DATA UNDER STUDY: Begin

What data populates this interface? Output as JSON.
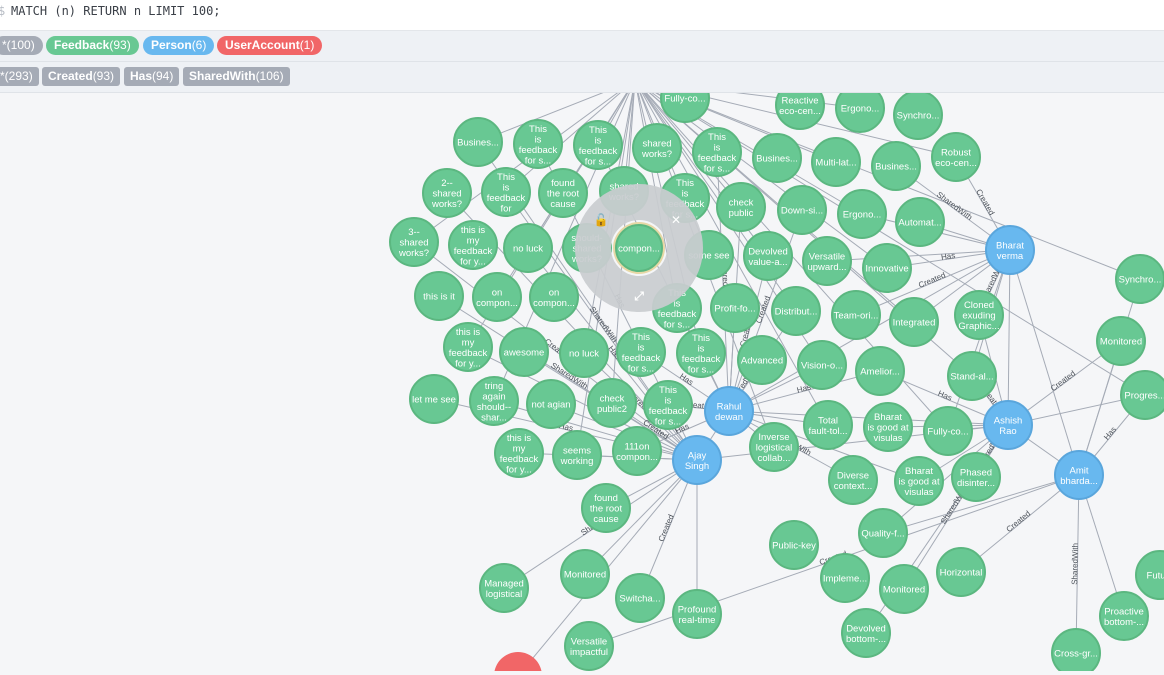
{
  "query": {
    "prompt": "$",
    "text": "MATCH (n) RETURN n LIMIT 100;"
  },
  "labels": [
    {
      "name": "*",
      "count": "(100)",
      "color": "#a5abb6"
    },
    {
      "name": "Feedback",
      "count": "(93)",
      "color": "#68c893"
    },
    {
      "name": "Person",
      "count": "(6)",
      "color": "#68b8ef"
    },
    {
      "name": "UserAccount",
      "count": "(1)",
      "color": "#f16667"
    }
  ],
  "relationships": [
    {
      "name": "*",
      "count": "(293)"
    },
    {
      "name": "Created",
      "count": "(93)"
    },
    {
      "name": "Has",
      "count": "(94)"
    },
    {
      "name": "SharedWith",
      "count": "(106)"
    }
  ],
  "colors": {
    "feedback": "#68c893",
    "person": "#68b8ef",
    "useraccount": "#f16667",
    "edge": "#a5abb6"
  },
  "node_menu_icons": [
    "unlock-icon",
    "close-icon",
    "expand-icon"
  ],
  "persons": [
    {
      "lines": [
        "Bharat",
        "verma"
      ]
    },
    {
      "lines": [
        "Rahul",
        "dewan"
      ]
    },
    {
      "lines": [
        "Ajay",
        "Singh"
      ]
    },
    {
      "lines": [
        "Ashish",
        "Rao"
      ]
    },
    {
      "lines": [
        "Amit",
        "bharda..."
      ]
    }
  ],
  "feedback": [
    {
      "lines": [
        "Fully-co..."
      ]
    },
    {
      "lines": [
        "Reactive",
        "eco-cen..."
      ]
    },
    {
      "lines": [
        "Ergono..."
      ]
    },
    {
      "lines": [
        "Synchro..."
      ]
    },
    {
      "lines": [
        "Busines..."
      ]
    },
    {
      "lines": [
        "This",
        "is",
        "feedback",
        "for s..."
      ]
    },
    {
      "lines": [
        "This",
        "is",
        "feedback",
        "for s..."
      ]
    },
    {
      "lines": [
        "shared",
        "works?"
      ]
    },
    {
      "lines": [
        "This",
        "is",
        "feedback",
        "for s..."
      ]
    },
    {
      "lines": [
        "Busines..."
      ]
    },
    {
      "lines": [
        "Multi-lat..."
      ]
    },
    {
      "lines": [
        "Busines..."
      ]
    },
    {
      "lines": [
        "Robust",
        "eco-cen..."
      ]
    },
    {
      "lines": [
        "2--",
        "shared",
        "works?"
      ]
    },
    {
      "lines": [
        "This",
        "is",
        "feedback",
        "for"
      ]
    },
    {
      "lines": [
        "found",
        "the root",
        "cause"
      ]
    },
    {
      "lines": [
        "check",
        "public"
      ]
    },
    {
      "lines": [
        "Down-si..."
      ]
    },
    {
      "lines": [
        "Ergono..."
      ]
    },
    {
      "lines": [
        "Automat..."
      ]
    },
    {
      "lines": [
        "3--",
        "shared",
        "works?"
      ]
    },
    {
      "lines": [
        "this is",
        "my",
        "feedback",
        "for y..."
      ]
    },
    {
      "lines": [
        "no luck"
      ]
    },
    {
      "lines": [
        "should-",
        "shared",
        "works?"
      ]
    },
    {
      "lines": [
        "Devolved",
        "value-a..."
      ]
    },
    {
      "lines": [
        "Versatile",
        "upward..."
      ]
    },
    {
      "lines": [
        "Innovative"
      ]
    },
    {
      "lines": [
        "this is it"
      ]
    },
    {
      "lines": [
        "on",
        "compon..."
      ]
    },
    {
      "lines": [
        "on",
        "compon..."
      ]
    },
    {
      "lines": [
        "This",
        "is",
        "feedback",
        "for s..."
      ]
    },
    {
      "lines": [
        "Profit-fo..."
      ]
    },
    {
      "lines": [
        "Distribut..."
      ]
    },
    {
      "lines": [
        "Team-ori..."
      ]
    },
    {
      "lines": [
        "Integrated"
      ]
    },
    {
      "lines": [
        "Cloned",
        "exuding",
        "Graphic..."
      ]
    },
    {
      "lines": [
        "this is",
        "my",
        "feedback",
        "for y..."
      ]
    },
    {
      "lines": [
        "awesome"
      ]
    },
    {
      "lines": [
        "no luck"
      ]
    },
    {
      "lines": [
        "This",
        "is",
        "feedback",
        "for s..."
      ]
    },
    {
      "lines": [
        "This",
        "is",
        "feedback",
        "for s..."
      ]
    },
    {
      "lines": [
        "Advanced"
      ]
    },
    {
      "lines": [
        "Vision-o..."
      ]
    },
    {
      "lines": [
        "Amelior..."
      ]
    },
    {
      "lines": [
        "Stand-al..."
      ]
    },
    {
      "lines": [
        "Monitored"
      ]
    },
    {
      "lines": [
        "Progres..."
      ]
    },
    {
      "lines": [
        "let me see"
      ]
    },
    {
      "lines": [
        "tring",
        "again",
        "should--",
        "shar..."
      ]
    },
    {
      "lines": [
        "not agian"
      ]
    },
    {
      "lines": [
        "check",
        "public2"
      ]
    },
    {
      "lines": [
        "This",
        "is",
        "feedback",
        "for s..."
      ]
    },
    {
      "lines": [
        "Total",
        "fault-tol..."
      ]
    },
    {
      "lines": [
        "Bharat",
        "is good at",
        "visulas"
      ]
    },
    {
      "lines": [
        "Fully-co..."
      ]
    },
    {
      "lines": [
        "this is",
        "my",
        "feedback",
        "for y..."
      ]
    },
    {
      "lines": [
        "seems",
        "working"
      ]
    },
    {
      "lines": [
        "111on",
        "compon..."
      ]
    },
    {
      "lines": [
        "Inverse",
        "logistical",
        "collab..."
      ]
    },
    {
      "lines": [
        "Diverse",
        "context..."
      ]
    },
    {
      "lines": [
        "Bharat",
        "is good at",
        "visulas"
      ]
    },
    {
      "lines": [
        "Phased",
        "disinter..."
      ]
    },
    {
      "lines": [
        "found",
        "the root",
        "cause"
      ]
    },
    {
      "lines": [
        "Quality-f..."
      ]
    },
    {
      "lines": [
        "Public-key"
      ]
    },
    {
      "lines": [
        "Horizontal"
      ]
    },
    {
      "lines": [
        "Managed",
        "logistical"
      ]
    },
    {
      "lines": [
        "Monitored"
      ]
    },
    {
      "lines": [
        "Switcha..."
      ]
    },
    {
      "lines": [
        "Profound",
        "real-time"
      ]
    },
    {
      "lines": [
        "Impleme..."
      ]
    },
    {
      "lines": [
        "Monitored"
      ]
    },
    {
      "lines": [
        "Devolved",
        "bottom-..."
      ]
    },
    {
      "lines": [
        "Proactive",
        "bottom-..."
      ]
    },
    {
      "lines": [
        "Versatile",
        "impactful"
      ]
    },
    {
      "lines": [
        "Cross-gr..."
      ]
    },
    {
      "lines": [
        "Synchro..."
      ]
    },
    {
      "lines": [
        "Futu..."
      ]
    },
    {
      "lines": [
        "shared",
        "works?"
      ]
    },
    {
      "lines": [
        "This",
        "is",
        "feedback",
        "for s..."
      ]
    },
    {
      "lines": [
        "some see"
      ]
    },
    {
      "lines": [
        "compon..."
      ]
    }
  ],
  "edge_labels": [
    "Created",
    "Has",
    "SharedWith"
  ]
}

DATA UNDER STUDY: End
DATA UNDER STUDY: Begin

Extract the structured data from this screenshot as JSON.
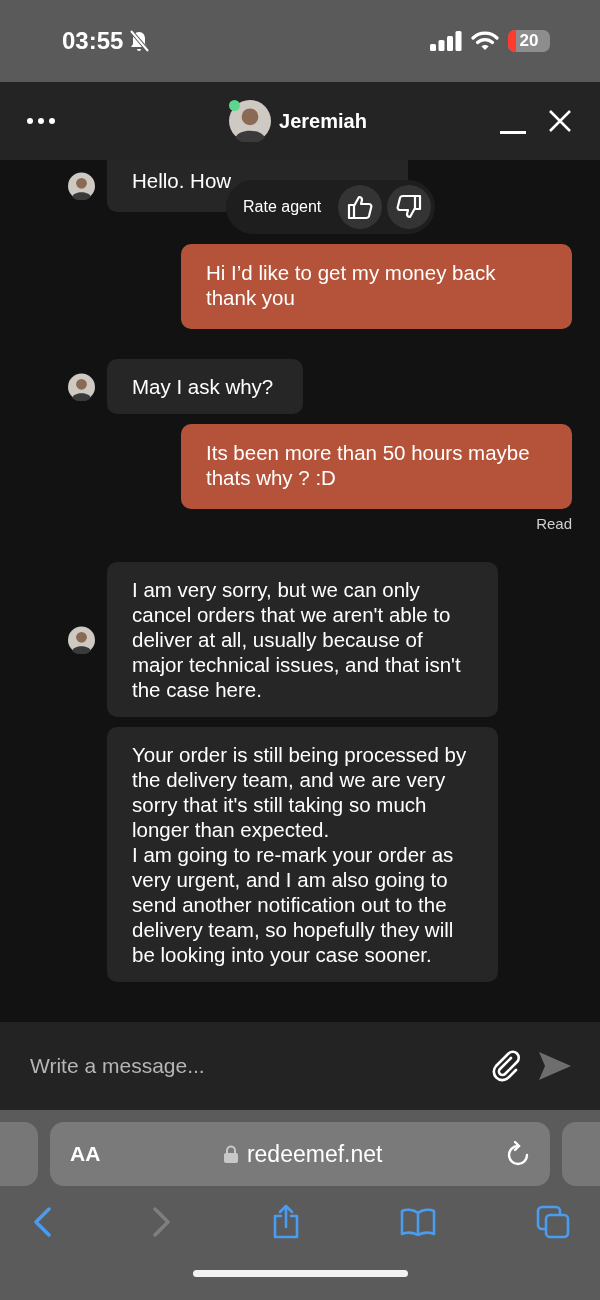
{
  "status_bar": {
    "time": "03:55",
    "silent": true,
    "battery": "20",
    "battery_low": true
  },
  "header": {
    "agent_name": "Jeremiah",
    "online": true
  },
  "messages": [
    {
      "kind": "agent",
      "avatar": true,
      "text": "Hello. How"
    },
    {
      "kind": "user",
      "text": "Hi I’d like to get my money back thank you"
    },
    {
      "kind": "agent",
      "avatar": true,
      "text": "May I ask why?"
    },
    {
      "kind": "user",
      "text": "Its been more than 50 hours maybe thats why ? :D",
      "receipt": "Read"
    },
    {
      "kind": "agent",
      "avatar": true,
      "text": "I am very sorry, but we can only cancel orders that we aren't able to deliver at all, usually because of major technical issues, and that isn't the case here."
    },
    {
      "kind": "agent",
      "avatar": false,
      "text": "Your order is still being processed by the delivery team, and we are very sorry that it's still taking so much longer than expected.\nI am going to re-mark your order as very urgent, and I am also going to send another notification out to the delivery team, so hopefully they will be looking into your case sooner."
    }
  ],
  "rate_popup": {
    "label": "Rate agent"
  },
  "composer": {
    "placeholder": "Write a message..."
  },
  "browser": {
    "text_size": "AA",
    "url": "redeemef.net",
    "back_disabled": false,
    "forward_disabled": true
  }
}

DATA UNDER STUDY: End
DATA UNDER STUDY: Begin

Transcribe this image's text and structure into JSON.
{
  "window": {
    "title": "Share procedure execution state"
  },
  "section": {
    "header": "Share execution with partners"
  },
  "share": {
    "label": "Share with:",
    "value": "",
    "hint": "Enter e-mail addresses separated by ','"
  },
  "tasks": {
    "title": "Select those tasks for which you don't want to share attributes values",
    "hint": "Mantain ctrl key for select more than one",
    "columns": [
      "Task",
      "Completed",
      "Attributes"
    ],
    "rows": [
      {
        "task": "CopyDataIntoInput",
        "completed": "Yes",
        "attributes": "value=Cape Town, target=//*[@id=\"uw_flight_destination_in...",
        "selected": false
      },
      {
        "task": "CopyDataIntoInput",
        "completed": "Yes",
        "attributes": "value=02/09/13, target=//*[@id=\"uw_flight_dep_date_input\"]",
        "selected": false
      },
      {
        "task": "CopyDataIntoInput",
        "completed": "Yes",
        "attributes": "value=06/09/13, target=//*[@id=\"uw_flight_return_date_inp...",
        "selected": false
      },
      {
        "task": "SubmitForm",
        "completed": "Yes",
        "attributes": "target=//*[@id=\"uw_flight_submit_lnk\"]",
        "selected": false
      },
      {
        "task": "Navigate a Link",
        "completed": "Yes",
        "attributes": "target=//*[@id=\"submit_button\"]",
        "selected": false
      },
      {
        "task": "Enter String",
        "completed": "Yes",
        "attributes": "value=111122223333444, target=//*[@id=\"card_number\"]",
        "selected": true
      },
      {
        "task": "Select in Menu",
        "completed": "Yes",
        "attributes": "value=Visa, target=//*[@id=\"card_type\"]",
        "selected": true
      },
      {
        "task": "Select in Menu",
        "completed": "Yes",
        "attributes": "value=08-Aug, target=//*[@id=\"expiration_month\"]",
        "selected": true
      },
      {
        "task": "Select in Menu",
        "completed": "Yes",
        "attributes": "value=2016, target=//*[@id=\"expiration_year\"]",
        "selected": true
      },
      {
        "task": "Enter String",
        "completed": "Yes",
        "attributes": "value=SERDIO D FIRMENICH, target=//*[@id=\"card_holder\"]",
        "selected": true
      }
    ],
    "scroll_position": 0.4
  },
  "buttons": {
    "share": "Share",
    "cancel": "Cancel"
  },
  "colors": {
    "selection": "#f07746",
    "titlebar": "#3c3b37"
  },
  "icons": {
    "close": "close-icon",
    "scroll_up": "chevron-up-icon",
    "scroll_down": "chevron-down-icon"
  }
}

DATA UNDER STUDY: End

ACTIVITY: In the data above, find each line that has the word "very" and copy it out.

SOLUTION BELOW:
      "text": "I am very sorry, but we can only cancel orders that we aren't able to deliver at all, usually because of major technical issues, and that isn't the case here."
      "text": "Your order is still being processed by the delivery team, and we are very sorry that it's still taking so much longer than expected.\nI am going to re-mark your order as very urgent, and I am also going to send another notification out to the delivery team, so hopefully they will be looking into your case sooner."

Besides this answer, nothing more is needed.